While my talented volunteers, Danielle and Scriber, were extracting as fast as they could, I was busily banding as fast as I could. As luck would have it, we had a visiting group that day, and their leader, Graham, kindly offered to scribe (that is, write down the banding data) for me. After a crash course, he was up and running and his help saved us a lot of time. I tasked others in the group with taking empty bags to the nets where extractions were being done, and bringing back bags each containing a feathered gem.
It was a fall-out of a kind I have never experienced before at Cabot Head. Because banding was so busy, even with just a few nets, we did not get to experience it fully: inside the banding lab, or concentrated at the nets, it was not possible to simply relax and enjoy the sheer magnitude of birds around us. But, numbers, despite their dryness, still can tell a powerful story. So, we ended up banding 251 birds of 28 species (including 19 species of warblers), with only five nets open from 30 minutes to four hours. The total of mistnet-hour (numbers of nets times number of hours) was a meagre 11, as compared to a potential of 90 mistnet-hours (when all 15 nets are open for the whole of 6 hours). Imagine for a second that all nets were open for the six hours and that they caught the same amount of birds as experienced, it is a mind-numbing 2,000 birds that we could have caught! It would not have been humanely possible to process all these birds humanely…
There were a few one-day records shattered again that day. We caught seven Bay-breasted Warblers, a tie with May 22, 2007. It is not a very common species banded at Cabot Head, with record totals of seven in 2010, eight in 2008, and 11 in 2002. A total of ten Blackburnian Warblers were banded, most of them bright adult males. There was more Blackburnians banded in that one day than we typically band in a whole Spring. The previous one-day high was seven in May 29, 2002, with highest seasonal totals of 11 in 2010 and 13 in 2002. All the other Springs, there were nine or fewer Blackburnian Warblers banded. During the previous fall-out day this season, we had 16 Cape May Warblers. On May 19, it was « only » 11, still more in one day than in a whole season, since the highest count for a Spring was nine in 2002. The beautiful Northern Parula kept emerging from the bags that day too, with eight birds banded.

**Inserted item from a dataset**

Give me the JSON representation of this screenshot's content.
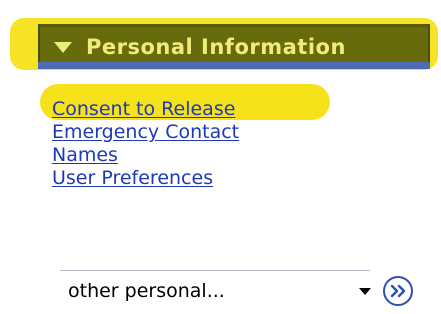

The previous one-day high was five birds on May 17, 2003. Only one to four birds are usually banded in a WHOLE Spring season, with the exception of nine birds in 2003. And, finally, the highest totals for this amazingly incredible day go to Magnolia and Nashville Warblers: 52 Magnolia Warblers were banded, compared to the previous high of 29 on May 17, 2002; and 48 Nashville Warblers were banded, compared to 26 on the previous 2019 fall-out day and 33 on May 13, 2002.
Phew!! What a day, what a day indeed! Just prior to the banding madness, a cigar with wings, aka Chimney Swift, flew by, well, swiftly; a species that can be very easy to miss and if oftentimes heard chattering overhead more than it’s observed. And the FOY Eastern Kingbird was also seen.
Suffice it to say that the 39 birds banded the following day, on May 20, under a chilly grey sky, seemed like a vacation. Will we get another spectacular fall-out day this Spring? To be continued!